I was hoping you might be able to shed some light on a couple of bugbear issues I've encountered with the regular French cavalry during the 1670s. Any insight would be appreciated.Had an email looking for help - can you shed any light on the subject
1. Regular cavalry & carbines.
Rene Chartrand's 'Army of Louis XIV' seems to give the impression that all regular cavalry were armed with standard carbines, and that immediately following the Dutch Wars 2 men from each company were equipped as sharpshooters/carabiniers with rifled carbines. John Lynn, however, speaking more broadly of the century 1610-1715 in 'Giant of the Grand Siecle' states that carbines and other shouldered firearms were not used by all cavalry, but rather limited to specialists. He also mentions the 2 carabiniers with rifled carbines per company from 1679. Contemporary art, such as by Meulen, shows many French regular cavalry without carbines, but sometimes with. And Gaya's '1678 Traite des Armes' shows regular cavalry with carbine. I am left wondering whether to equip all cavalry rank & file with carbines, or just a fraction, eg 1/3.
2. French cavalry bridles - noseband or no noseband?
I have seen contemporary art of bridles with and without nosebands on French horses for this period, sometimes both styles in the same painting. Later artists also show both. The bridle without noseband seems the more common. Is the truth that both were used equally? Or something else?

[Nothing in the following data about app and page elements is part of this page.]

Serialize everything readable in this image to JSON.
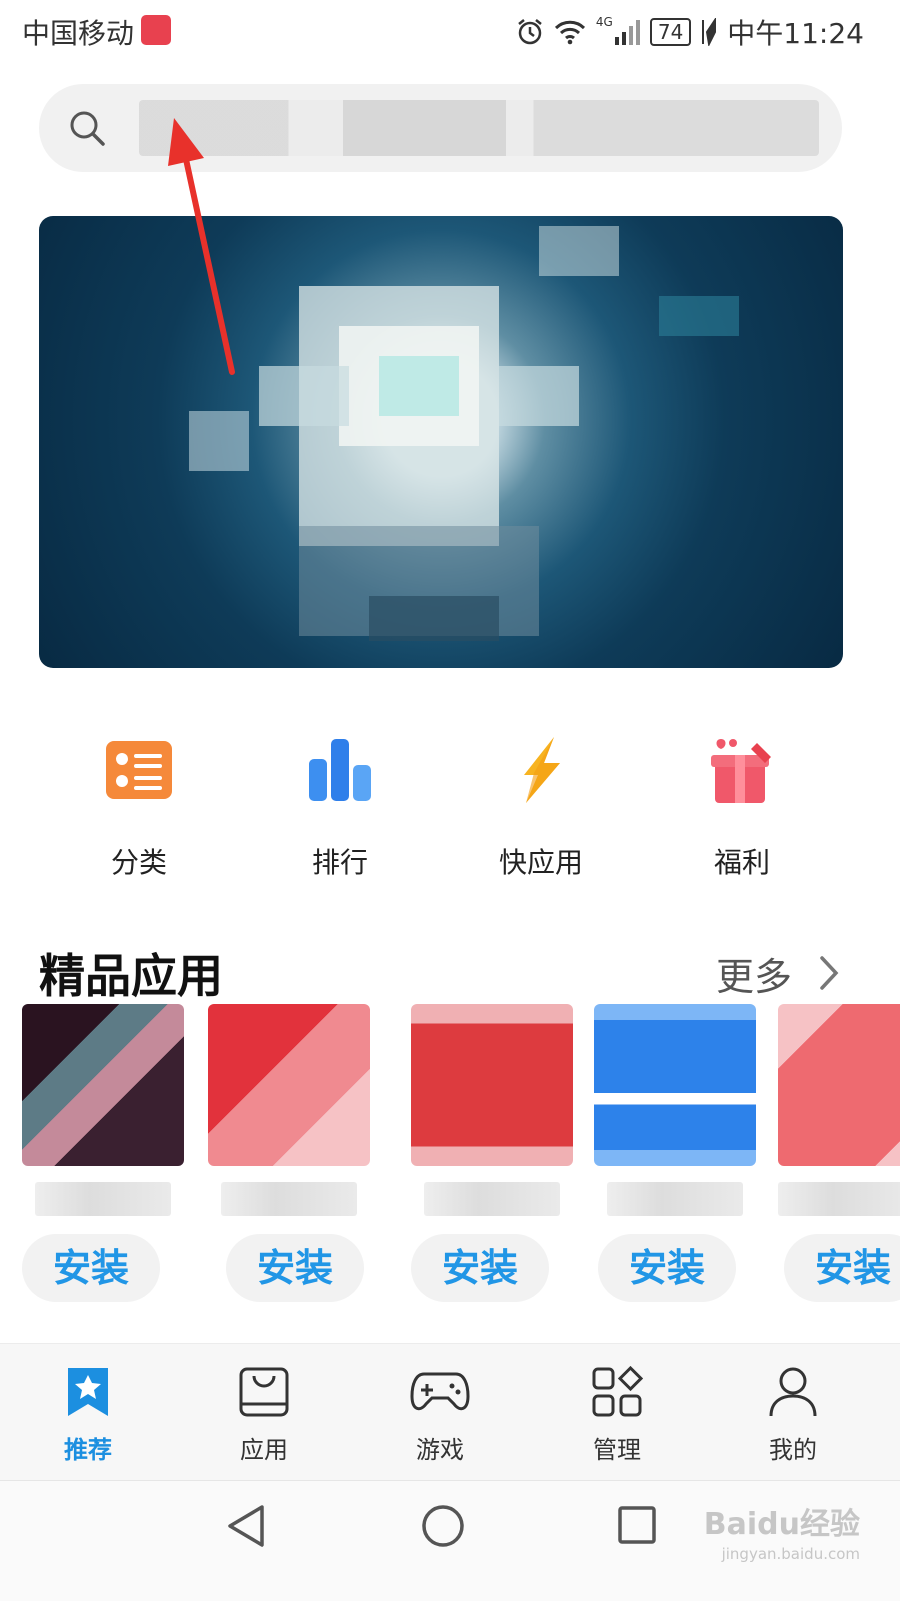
{
  "status_bar": {
    "carrier": "中国移动",
    "network": "4G",
    "battery": "74",
    "time": "中午11:24"
  },
  "search": {
    "placeholder": ""
  },
  "quick_entries": [
    {
      "label": "分类",
      "icon": "category-list-icon"
    },
    {
      "label": "排行",
      "icon": "ranking-bars-icon"
    },
    {
      "label": "快应用",
      "icon": "lightning-icon"
    },
    {
      "label": "福利",
      "icon": "gift-icon"
    }
  ],
  "section": {
    "title": "精品应用",
    "more_label": "更多"
  },
  "apps": [
    {
      "install_label": "安装",
      "thumb_color": "#3a2030"
    },
    {
      "install_label": "安装",
      "thumb_color": "#e94e58"
    },
    {
      "install_label": "安装",
      "thumb_color": "#dd3b3f"
    },
    {
      "install_label": "安装",
      "thumb_color": "#2d82ea"
    },
    {
      "install_label": "安装",
      "thumb_color": "#ee6a70"
    }
  ],
  "bottom_nav": [
    {
      "label": "推荐",
      "icon": "star-bookmark-icon",
      "active": true
    },
    {
      "label": "应用",
      "icon": "shopping-bag-icon",
      "active": false
    },
    {
      "label": "游戏",
      "icon": "gamepad-icon",
      "active": false
    },
    {
      "label": "管理",
      "icon": "apps-grid-icon",
      "active": false
    },
    {
      "label": "我的",
      "icon": "person-icon",
      "active": false
    }
  ],
  "watermark": {
    "brand": "Baidu经验",
    "url": "jingyan.baidu.com"
  },
  "colors": {
    "accent": "#1c8fe0",
    "install_text": "#2196e6",
    "annotation_arrow": "#e8312b"
  }
}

I have other queries, but these 2 are the ones that bug me the most